Heel pain, which is commonly diagnosed as plantar fasciitis, is the most common painful condition of the foot.  Most patients and doctors focus on treating the pain and do not treat the underlying cause.  The most effective treatment for both short-term and long-term relief of heel pain needs to address the abnormal neurological and mechanical factors that drive this problem.


Too Much Pronation Leads to Heel Pain

Pronation of the foot is a normal biomechanical mechanism for shock absorption.  It involves a mild lowering of the arch during walking and running.  If lowering of the arch becomes excessive (overpronation), a strong band of connective tissue on the bottom of the foot called the plantar fascia becomes overstretched.  The excessive tension can create pain and inflammation, a condition called plantar fasciitis.

Conventional medical treatment of heel pain has always been to treat the symptoms.  Anti-inflammatory drugs, cortisone injections, and shock wave therapy may reduce pain and inflammation, but they do not correct overpronation.  Fasciotomy, a surgical procedure that involves cutting the plantar fascia, is not recommended as studies have shown it causes further flattening of the arch and the risk for future foot problems(1,2). 

Heel pain is best treated by preventing overpronation from occurring.  The use of shoe inserts, orthotics and motion control shoes are traditionally used for arch support to control pronation and can be effective in relieving heel pain.  Although arch supports can artificially control pronation and may be necessary in some cases, they essentially act as a “crutch” for the foot to control the problem, not fix the problem.  Logically, this approach makes sense, but patients and even most physicians are not aware there are neurological and mechanical problems that can cause overpronation to occur.

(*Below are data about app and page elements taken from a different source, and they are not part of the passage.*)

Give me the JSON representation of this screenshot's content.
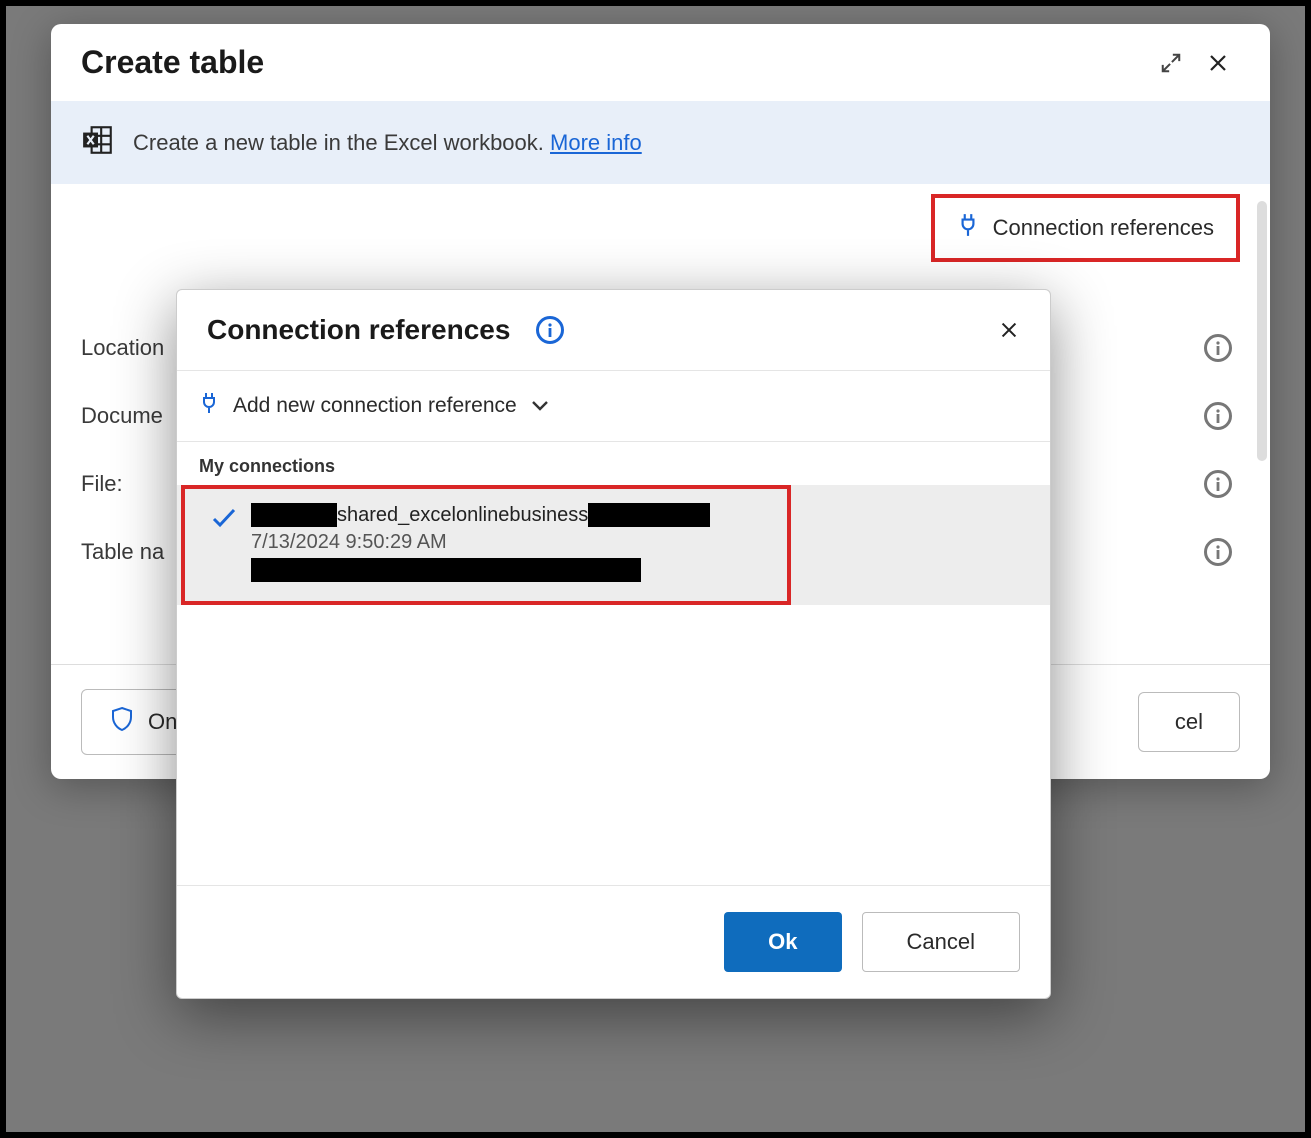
{
  "main": {
    "title": "Create table",
    "banner_text": "Create a new table in the Excel workbook.",
    "banner_link": "More info",
    "conn_ref_button": "Connection references",
    "fields": {
      "location": "Location",
      "document": "Docume",
      "file": "File:",
      "tablename": "Table na"
    },
    "footer": {
      "on": "On",
      "cancel": "cel"
    }
  },
  "popup": {
    "title": "Connection references",
    "add_new": "Add new connection reference",
    "my_connections": "My connections",
    "item": {
      "name": "shared_excelonlinebusiness",
      "date": "7/13/2024 9:50:29 AM"
    },
    "ok": "Ok",
    "cancel": "Cancel"
  }
}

Neurological and Mechanical Problems Lead to Overpronation

The cascade of events that ultimately lead to heel pain and other foot problems usually starts with a previous injury.  Studies have shown that joint swelling, instability (unstable ankles prone to recurrent sprains) or ligament injury occurring after a sprained ankle will cause the brain to “inhibit” certain muscles in the lower leg that support the arch and control pronation(3-7). Inhibition is a natural response designed to “turn off” certain muscles in order to protect the injured area from further damage.  This is a good short term strategy until the injury heals, but if the muscles do not turn back “on” after healing is complete it can lead to overpronation, heel pain and other foot problems in the future.

There are other mechanical problems that can lead to overpronation including poor posture, loss of joint flexibility, or foot weakness.

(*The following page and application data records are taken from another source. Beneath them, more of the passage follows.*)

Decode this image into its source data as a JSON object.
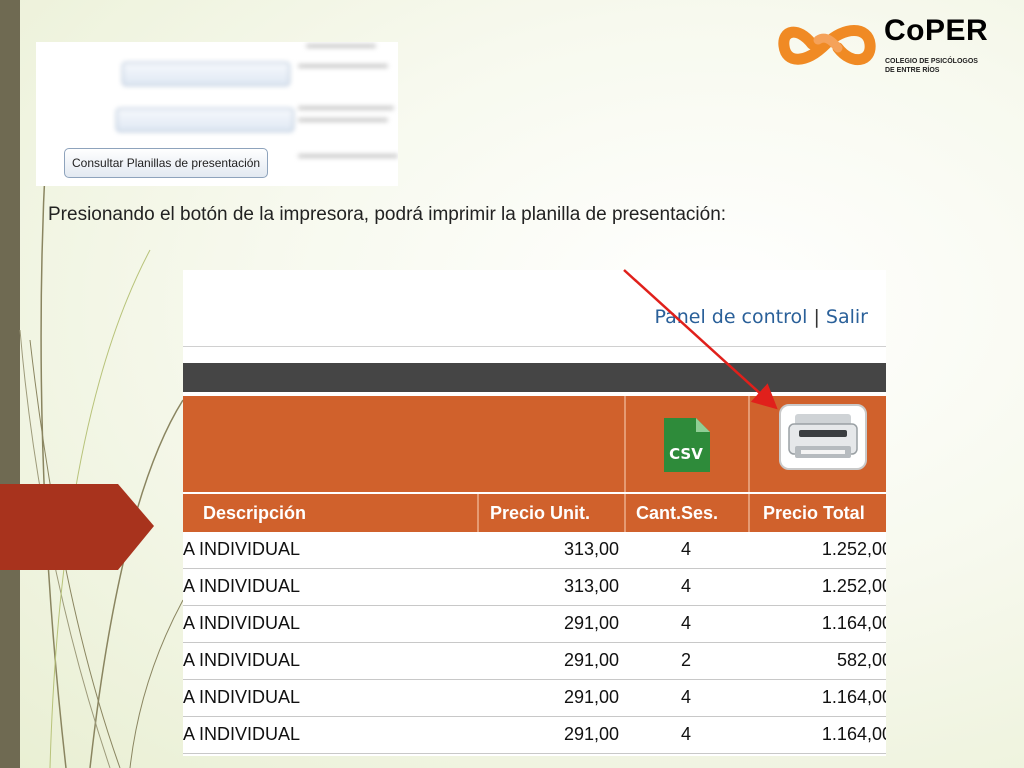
{
  "logo": {
    "name": "CoPER",
    "subtitle_line1": "COLEGIO DE PSICÓLOGOS",
    "subtitle_line2": "DE ENTRE RÍOS"
  },
  "thumb": {
    "consult_button": "Consultar Planillas de presentación"
  },
  "instruction": "Presionando el botón de la impresora, podrá imprimir la planilla de presentación:",
  "panel": {
    "control_link": "Panel de control",
    "separator": "|",
    "logout_link": "Salir"
  },
  "table": {
    "csv_label": "CSV",
    "headers": {
      "descripcion": "Descripción",
      "precio_unit": "Precio Unit.",
      "cant_ses": "Cant.Ses.",
      "precio_total": "Precio Total"
    },
    "rows": [
      {
        "desc": "A INDIVIDUAL",
        "unit": "313,00",
        "cant": "4",
        "total": "1.252,00"
      },
      {
        "desc": "A INDIVIDUAL",
        "unit": "313,00",
        "cant": "4",
        "total": "1.252,00"
      },
      {
        "desc": "A INDIVIDUAL",
        "unit": "291,00",
        "cant": "4",
        "total": "1.164,00"
      },
      {
        "desc": "A INDIVIDUAL",
        "unit": "291,00",
        "cant": "2",
        "total": "582,00"
      },
      {
        "desc": "A INDIVIDUAL",
        "unit": "291,00",
        "cant": "4",
        "total": "1.164,00"
      },
      {
        "desc": "A INDIVIDUAL",
        "unit": "291,00",
        "cant": "4",
        "total": "1.164,00"
      }
    ]
  },
  "colors": {
    "header_orange": "#d0612c",
    "dark_bar": "#454545",
    "link_blue": "#2a6099",
    "csv_green": "#2e8b3a",
    "arrow_red": "#e0201b",
    "logo_orange": "#f08a24"
  }
}
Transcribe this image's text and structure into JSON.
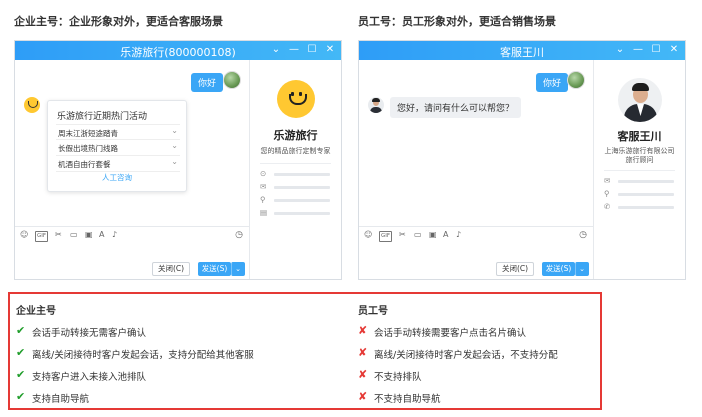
{
  "left": {
    "heading": "企业主号：企业形象对外，更适合客服场景",
    "window_title": "乐游旅行(800000108)",
    "my_message": "你好",
    "card": {
      "title": "乐游旅行近期热门活动",
      "options": [
        "周末江浙短途踏青",
        "长假出境热门线路",
        "机酒自由行套餐"
      ],
      "link": "人工咨询"
    },
    "profile": {
      "name": "乐游旅行",
      "desc": "您的精品旅行定制专家"
    },
    "buttons": {
      "close": "关闭(C)",
      "send": "发送(S)"
    }
  },
  "right": {
    "heading": "员工号：员工形象对外，更适合销售场景",
    "window_title": "客服王川",
    "my_message": "你好",
    "agent_message": "您好，请问有什么可以帮您？",
    "profile": {
      "name": "客服王川",
      "company": "上海乐游旅行有限公司",
      "role": "旅行顾问"
    },
    "buttons": {
      "close": "关闭(C)",
      "send": "发送(S)"
    }
  },
  "window_controls": {
    "dropdown": "⌄",
    "minimize": "—",
    "maximize": "☐",
    "close": "✕"
  },
  "comparison": {
    "enterprise": {
      "title": "企业主号",
      "items": [
        {
          "mark": "✔",
          "text": "会话手动转接无需客户确认"
        },
        {
          "mark": "✔",
          "text": "离线/关闭接待时客户发起会话，支持分配给其他客服"
        },
        {
          "mark": "✔",
          "text": "支持客户进入未接入池排队"
        },
        {
          "mark": "✔",
          "text": "支持自助导航"
        }
      ]
    },
    "employee": {
      "title": "员工号",
      "items": [
        {
          "mark": "✘",
          "text": "会话手动转接需要客户点击名片确认"
        },
        {
          "mark": "✘",
          "text": "离线/关闭接待时客户发起会话，不支持分配"
        },
        {
          "mark": "✘",
          "text": "不支持排队"
        },
        {
          "mark": "✘",
          "text": "不支持自助导航"
        }
      ]
    }
  },
  "colors": {
    "accent": "#3aa6f6",
    "ok": "#1f9d2a",
    "no": "#e53935",
    "brand_yellow": "#ffc831"
  },
  "icons": [
    "emoji-icon",
    "gif-icon",
    "scissors-icon",
    "folder-icon",
    "image-icon",
    "font-icon",
    "microphone-icon",
    "history-clock-icon",
    "location-icon",
    "mail-icon",
    "link-icon",
    "phone-icon",
    "note-icon"
  ]
}
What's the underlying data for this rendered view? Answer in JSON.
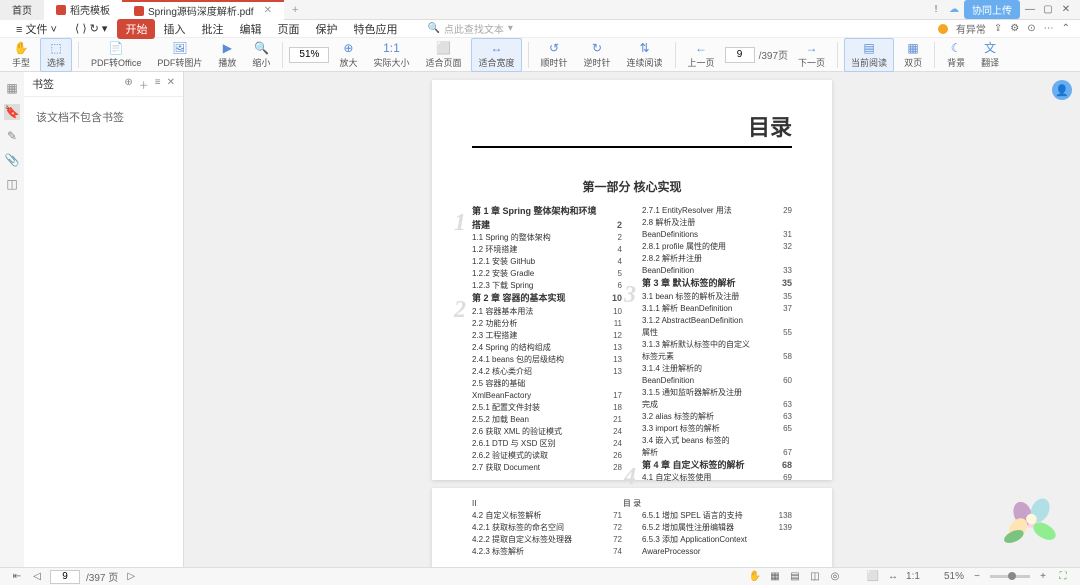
{
  "tabs": {
    "home": "首页",
    "template": "稻壳模板",
    "active": "Spring源码深度解析.pdf"
  },
  "titlebar_right": {
    "pill": "协同上传"
  },
  "menu": {
    "file": "文件",
    "items": [
      "开始",
      "插入",
      "批注",
      "编辑",
      "页面",
      "保护",
      "特色应用"
    ],
    "active_index": 0,
    "search_placeholder": "点此查找文本",
    "right": "有异常"
  },
  "toolbar": {
    "hand": "手型",
    "select": "选择",
    "pdf_office": "PDF转Office",
    "pdf_img": "PDF转图片",
    "play": "播放",
    "zoom_out": "缩小",
    "zoom_val": "51%",
    "zoom_in": "放大",
    "actual": "实际大小",
    "fit_page": "适合页面",
    "fit_width": "适合宽度",
    "rotate_ccw": "顺时针",
    "rotate_cw": "逆时针",
    "continuous": "连续阅读",
    "prev": "上一页",
    "page_current": "9",
    "page_total": "/397页",
    "next": "下一页",
    "navigation": "当前阅读",
    "book": "双页",
    "bg": "背景",
    "translate": "翻译"
  },
  "bookmarks": {
    "title": "书签",
    "empty": "该文档不包含书签"
  },
  "doc": {
    "main_title": "目录",
    "part_title": "第一部分  核心实现",
    "col1": [
      {
        "t": "第 1 章  Spring 整体架构和环境",
        "p": "",
        "cls": "ch-title",
        "num": "1"
      },
      {
        "t": "          搭建",
        "p": "2",
        "cls": "ch-title"
      },
      {
        "t": "1.1  Spring 的整体架构",
        "p": "2"
      },
      {
        "t": "1.2  环境搭建",
        "p": "4"
      },
      {
        "t": "    1.2.1  安装 GitHub",
        "p": "4"
      },
      {
        "t": "    1.2.2  安装 Gradle",
        "p": "5"
      },
      {
        "t": "    1.2.3  下载 Spring",
        "p": "6"
      },
      {
        "t": "第 2 章  容器的基本实现",
        "p": "10",
        "cls": "ch-title",
        "num": "2"
      },
      {
        "t": "2.1  容器基本用法",
        "p": "10"
      },
      {
        "t": "2.2  功能分析",
        "p": "11"
      },
      {
        "t": "2.3  工程搭建",
        "p": "12"
      },
      {
        "t": "2.4  Spring 的结构组成",
        "p": "13"
      },
      {
        "t": "    2.4.1  beans 包的层级结构",
        "p": "13"
      },
      {
        "t": "    2.4.2  核心类介绍",
        "p": "13"
      },
      {
        "t": "2.5  容器的基础",
        "p": ""
      },
      {
        "t": "       XmlBeanFactory",
        "p": "17"
      },
      {
        "t": "    2.5.1  配置文件封装",
        "p": "18"
      },
      {
        "t": "    2.5.2  加载 Bean",
        "p": "21"
      },
      {
        "t": "2.6  获取 XML 的验证模式",
        "p": "24"
      },
      {
        "t": "    2.6.1  DTD 与 XSD 区别",
        "p": "24"
      },
      {
        "t": "    2.6.2  验证模式的读取",
        "p": "26"
      },
      {
        "t": "2.7  获取 Document",
        "p": "28"
      }
    ],
    "col2": [
      {
        "t": "    2.7.1  EntityResolver 用法",
        "p": "29"
      },
      {
        "t": "2.8  解析及注册",
        "p": ""
      },
      {
        "t": "       BeanDefinitions",
        "p": "31"
      },
      {
        "t": "    2.8.1  profile 属性的使用",
        "p": "32"
      },
      {
        "t": "    2.8.2  解析并注册",
        "p": ""
      },
      {
        "t": "            BeanDefinition",
        "p": "33"
      },
      {
        "t": "第 3 章  默认标签的解析",
        "p": "35",
        "cls": "ch-title",
        "num": "3"
      },
      {
        "t": "3.1  bean 标签的解析及注册",
        "p": "35"
      },
      {
        "t": "    3.1.1  解析 BeanDefinition",
        "p": "37"
      },
      {
        "t": "    3.1.2  AbstractBeanDefinition",
        "p": ""
      },
      {
        "t": "            属性",
        "p": "55"
      },
      {
        "t": "    3.1.3  解析默认标签中的自定义",
        "p": ""
      },
      {
        "t": "            标签元素",
        "p": "58"
      },
      {
        "t": "    3.1.4  注册解析的",
        "p": ""
      },
      {
        "t": "            BeanDefinition",
        "p": "60"
      },
      {
        "t": "    3.1.5  通知监听器解析及注册",
        "p": ""
      },
      {
        "t": "            完成",
        "p": "63"
      },
      {
        "t": "3.2  alias 标签的解析",
        "p": "63"
      },
      {
        "t": "3.3  import 标签的解析",
        "p": "65"
      },
      {
        "t": "3.4  嵌入式 beans 标签的",
        "p": ""
      },
      {
        "t": "       解析",
        "p": "67"
      },
      {
        "t": "第 4 章  自定义标签的解析",
        "p": "68",
        "cls": "ch-title",
        "num": "4"
      },
      {
        "t": "4.1  自定义标签使用",
        "p": "69"
      }
    ],
    "page2": {
      "pagenum_left": "II",
      "small_title": "目 录",
      "col1": [
        {
          "t": "4.2  自定义标签解析",
          "p": "71"
        },
        {
          "t": "    4.2.1  获取标签的命名空间",
          "p": "72"
        },
        {
          "t": "    4.2.2  提取自定义标签处理器",
          "p": "72"
        },
        {
          "t": "    4.2.3  标签解析",
          "p": "74"
        }
      ],
      "col2": [
        {
          "t": "    6.5.1  增加 SPEL 语言的支持",
          "p": "138"
        },
        {
          "t": "    6.5.2  增加属性注册编辑器",
          "p": "139"
        },
        {
          "t": "    6.5.3  添加 ApplicationContext",
          "p": ""
        },
        {
          "t": "            AwareProcessor",
          "p": ""
        }
      ]
    }
  },
  "statusbar": {
    "page_current": "9",
    "page_total": "/397 页",
    "zoom": "51%"
  }
}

Our Approach That Effectively Eliminates Heel Pain

We take a very unique and different approach to treating heel pain. We first examine you for poor posture that might be creating more heel stress on one foot. We also check the joints of your leg and foot to determine if there are any joint restrictions or flexibility issues. Finally we test your muscles for weakness to determine which muscles are “turned off.” Once your exact neurological and mechanical problems are identified, the goal of treatment is to restore healthy posture, turn the weak muscles back “on” to restore strength and restore normal joint alignment and flexibility. The treatments that correct these problems include adjustments, muscle activation, massage therapy and corrective exercises to improve strength and muscle coordination of your leg and foot. This approach has provided phenomenal results for many patients and has virtually eliminated the need for drugs, injections or surgery.    

We help people with heel pain every day.  If you or someone you know is suffering from heel pain and is looking for a drug-free, non-surgical treatment option, contact our office to see if we can help.

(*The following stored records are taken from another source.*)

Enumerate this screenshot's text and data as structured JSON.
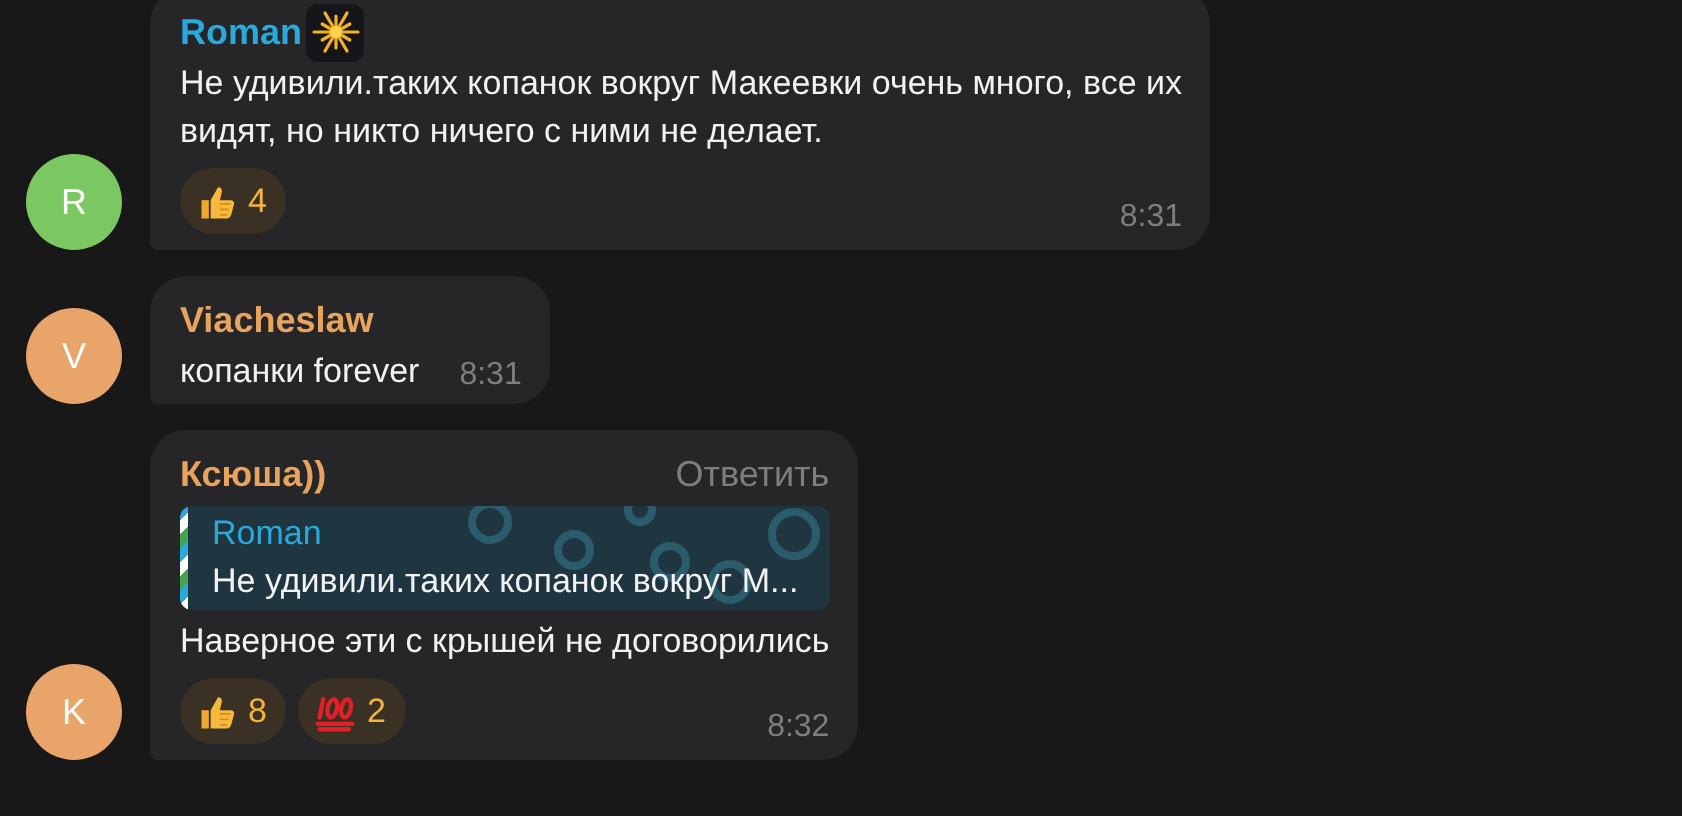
{
  "messages": [
    {
      "avatar": {
        "letter": "R",
        "color": "#7bc862"
      },
      "author": {
        "name": "Roman",
        "color": "#2aa9dc"
      },
      "author_badge": true,
      "text_lines": [
        "Не удивили.таких копанок вокруг Макеевки очень много, все их",
        "видят, но никто ничего с ними не делает."
      ],
      "reactions": [
        {
          "kind": "thumbs-up",
          "count": "4"
        }
      ],
      "time": "8:31"
    },
    {
      "avatar": {
        "letter": "V",
        "color": "#e9a46a"
      },
      "author": {
        "name": "Viacheslaw",
        "color": "#e8a45c"
      },
      "author_badge": false,
      "text_lines": [
        "копанки forever"
      ],
      "time": "8:31"
    },
    {
      "avatar": {
        "letter": "K",
        "color": "#e9a46a"
      },
      "author": {
        "name": "Ксюша))",
        "color": "#e8a45c"
      },
      "author_badge": false,
      "reply_action": "Ответить",
      "quote": {
        "author": "Roman",
        "text": "Не удивили.таких копанок вокруг М..."
      },
      "text_lines": [
        "Наверное эти с крышей не договорились"
      ],
      "reactions": [
        {
          "kind": "thumbs-up",
          "count": "8"
        },
        {
          "kind": "hundred",
          "count": "2"
        }
      ],
      "time": "8:32"
    }
  ]
}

  4. McVey, ED, etal. Arthrogenic muscle inhibition in the leg muscles of subjects exhibiting functional ankle instability.  Foot Ankle Int. 2005 Dec;26(12):1055-61.
  5. Palmieri-Smith RM, et al.  Peroneal activation deficits in persons with functional ankle instability.  Am J Sports Med. 2009 May;37(5):982-8.
  6. Palmieri, R et al.  Arthrogenic muscle response to a simulated ankle joint effusion. Br J Sports Med 2004;38:26–30.
  7. Klykken LW, et al.  Motor-neuron pool excitability of the lower leg muscles after acute lateral ankle sprain.  J Athl Train. 2011 May-Jun;46(3):263-9.